The first step of this process is to compartmentalize the safety evaluations that you have to conduct. If you were to, for example, inspect the whole home at once, the evaluation would become overwhelming, and likely less accurate. During an inspection, you can choose your focus based upon two sets of criteria. The first criteria is topic. Examples include fire safety, home security, pests/ insects, mold, radon, smoke/carbon monoxide detectors, lead paint, and other miscellaneous inspections, such as asbestos and general toxic materials. The second criteria that can narrow your inspection is room/ special request. Special requests can be anything from a newborn entering the home in the near future, to the arrival of an elederly relative who is planning on living with you.
In terms of inspecting by room, there are different procedures to consider for each space. For example, when completing a bathroom safety evaluation, you must make sure all pipes are free of rust, corrosion, and signs of leakage. In the hallways, you must make sure that there is a carbon monoxide and smoke detector on every floor. In your basement, you must make sure that the home has a solid foundation. In terms of the outside of the house, you must research security and alarm systems to ensure the safety of you and your family. All of these small procedures are monumental in keeping your home safe, and there are many more to consider.
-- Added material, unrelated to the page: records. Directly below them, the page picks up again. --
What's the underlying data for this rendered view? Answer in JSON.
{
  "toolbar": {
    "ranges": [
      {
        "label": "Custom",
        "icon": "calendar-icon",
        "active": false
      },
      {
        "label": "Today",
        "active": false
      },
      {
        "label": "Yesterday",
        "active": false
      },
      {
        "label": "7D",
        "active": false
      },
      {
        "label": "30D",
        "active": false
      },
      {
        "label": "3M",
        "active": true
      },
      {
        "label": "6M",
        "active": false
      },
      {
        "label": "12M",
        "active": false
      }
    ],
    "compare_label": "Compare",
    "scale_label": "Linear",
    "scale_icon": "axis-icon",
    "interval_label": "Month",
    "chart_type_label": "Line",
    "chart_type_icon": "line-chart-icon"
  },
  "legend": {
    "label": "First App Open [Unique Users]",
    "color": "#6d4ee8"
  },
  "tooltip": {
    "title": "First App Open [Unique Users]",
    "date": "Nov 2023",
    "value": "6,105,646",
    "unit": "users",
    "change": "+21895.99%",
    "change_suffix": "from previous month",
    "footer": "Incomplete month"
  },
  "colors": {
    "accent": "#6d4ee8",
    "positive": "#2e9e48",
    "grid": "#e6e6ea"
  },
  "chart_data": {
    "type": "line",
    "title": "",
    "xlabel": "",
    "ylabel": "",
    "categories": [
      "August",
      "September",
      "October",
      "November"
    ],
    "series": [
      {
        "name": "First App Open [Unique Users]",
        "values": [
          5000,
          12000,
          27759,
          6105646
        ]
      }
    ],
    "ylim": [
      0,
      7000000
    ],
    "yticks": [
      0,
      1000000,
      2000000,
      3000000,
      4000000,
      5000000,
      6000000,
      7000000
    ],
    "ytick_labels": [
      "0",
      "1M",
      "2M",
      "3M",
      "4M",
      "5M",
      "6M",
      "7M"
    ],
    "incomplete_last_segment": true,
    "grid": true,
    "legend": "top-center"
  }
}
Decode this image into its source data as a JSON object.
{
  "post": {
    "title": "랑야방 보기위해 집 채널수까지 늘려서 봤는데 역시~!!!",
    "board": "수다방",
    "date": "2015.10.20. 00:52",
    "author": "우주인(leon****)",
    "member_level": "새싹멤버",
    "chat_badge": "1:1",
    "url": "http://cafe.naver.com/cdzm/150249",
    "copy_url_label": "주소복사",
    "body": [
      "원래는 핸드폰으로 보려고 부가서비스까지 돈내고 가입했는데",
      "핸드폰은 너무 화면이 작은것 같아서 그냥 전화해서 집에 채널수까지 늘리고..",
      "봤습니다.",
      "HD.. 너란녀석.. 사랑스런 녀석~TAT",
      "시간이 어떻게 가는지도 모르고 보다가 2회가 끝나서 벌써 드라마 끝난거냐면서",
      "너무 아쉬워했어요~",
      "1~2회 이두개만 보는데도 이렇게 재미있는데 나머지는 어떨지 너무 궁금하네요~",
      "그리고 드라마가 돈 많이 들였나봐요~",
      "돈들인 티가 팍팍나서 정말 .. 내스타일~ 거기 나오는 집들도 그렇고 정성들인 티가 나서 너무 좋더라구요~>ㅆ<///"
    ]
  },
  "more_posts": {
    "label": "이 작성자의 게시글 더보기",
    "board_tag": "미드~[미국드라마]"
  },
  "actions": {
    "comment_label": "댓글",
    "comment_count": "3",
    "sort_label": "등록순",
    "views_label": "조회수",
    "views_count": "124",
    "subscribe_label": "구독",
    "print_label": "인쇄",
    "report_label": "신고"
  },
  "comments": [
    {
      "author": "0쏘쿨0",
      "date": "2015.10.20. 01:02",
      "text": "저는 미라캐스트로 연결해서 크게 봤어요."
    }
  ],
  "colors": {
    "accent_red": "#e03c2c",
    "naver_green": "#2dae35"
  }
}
Among all the different types of inspection, and all the different rooms and spaces to evaluate, there is one common thing that all homeowners must have in place: A safety plan. According to FEMA, nearly 60% of Americans do not practice what to do in a disaster and only 39% have an emergency plan. The first step is to consider your family needs. You may need to make specific accommodations for certain family members, from infants to senior citizens. You must next make a disaster supply kit, that can allow you and your family to live for 72 hours through the use of the items within the backpack. Next, you must make sure that you have a proposed route to a destination where you can stay if you are unable to go home. Next, stay connected. Figure out a plan that connects all family members through radio, text, or other methods of communication. Finally, document your plan. Make sure that your family has its plan written down, and practiced.
At Detoma Construction, safety is our number one priority. We are looking to expand into the home safety evaluation sector, and are looking forward to assisting in not only helping build your home, but making sure that all living in it are safe.